Sector strategies

The AAA commits developing countries to the integration of CD within national sector and thematic policies and strategies as a matter of priority.

Capacity development strategies and objectives should be an integral part of partner country national, sector and thematic policies and strategies, rather than treated as stand-alone or as an add-on. An increasing number of developing countries and donors have adopted sector wide approaches that integrate capacity development within country policies and strategies in specific sectors. One of the major challenges currently being faced relates to the definition of clear and measurable capacity development objectives to be included in supported country strategies, so as to make capacity development an explicit policy priority.

The sector level provides a particularly suitable context for embedding capacity development:

  • Theory meets practice. The sector level provides an appropriate level to bring together conceptual ideas from the top with operational realities and dilemmas that emerge from the bottom.
  • Encouraging a country-owned agenda. The sector level offers the opportunity for CD strategies to become an integral part of a sector development strategy. It can help country partners take ownership of capacity development, no longer treated as something separate that donors do to help, but something that is an integral part of the sector development process for which local stakeholders need to take charge.
  • Helping to harmonise and align external support.  It provides a potential framework around which the role of development partners in supporting a country-led CD strategy can be discussed in more concrete terms both in relation to “what” and “how” questions, and especially in relation to the possible contribution of TC.
  • Promoting Dialogue and Learning. The process of preparing a CD strategy is as important as the product that emerges. This is because it encourages stakeholders to engage in discussion about capacity issues and in the process to confront sometimes divergent notions and views on what is important. It can help generate a common language that makes the shift away from sometimes symbolic reference to CD.
  • Multi-actor engagement. It is at the sector and thematic level that different actors and stakeholders including government both central and local, private sector actors, civil society can meet to address concrete policy questions and implementation challenges.
  • Leadership and resources.  It is at the sector level where most development resources are budgeted, planned and delivered, and where CD champions can play an important role in influencing the allocation of adequate resources.
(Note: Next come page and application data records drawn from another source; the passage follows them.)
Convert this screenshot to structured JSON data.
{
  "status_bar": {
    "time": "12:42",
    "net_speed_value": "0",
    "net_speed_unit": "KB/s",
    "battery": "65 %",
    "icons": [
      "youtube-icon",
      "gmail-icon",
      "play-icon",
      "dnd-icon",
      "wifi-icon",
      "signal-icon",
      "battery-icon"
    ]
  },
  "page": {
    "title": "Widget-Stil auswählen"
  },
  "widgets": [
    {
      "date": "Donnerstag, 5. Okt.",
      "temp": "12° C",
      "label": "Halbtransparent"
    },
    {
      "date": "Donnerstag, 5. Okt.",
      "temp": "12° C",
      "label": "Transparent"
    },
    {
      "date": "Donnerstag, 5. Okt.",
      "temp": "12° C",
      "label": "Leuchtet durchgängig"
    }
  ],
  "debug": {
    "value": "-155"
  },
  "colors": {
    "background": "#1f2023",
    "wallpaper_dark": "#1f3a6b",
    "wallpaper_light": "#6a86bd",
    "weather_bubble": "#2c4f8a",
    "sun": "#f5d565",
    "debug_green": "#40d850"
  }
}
This series of Perspective Notes was prepared by a professional drafting team assembled by the OECD/DAC and LenCD. The team included James Hradsky, Nils Boesen, Anthony Land, Heather Baser, Silvia Guizzardi and Mia Sorgenfrei. Anthony Land led in drafting this Perspectives Note on Sector Capacity Development, which subsequently benefitted from comments from the rest of the team, from peer review by Abby Riddell, and a wider electronic vetting process through the LenCD global network. All comments from those involved that have helped contribute to a sound paper are acknowledged with thanks.

These Perspectives Notes do not reflect an official position of either the OECD/DAC or LenCD. The many contributors may not endorse every viewpoint in the note and they bear no responsibility for any remaining errors or omissions.

The Key Resources section was compiled by Anthony Land in 2009.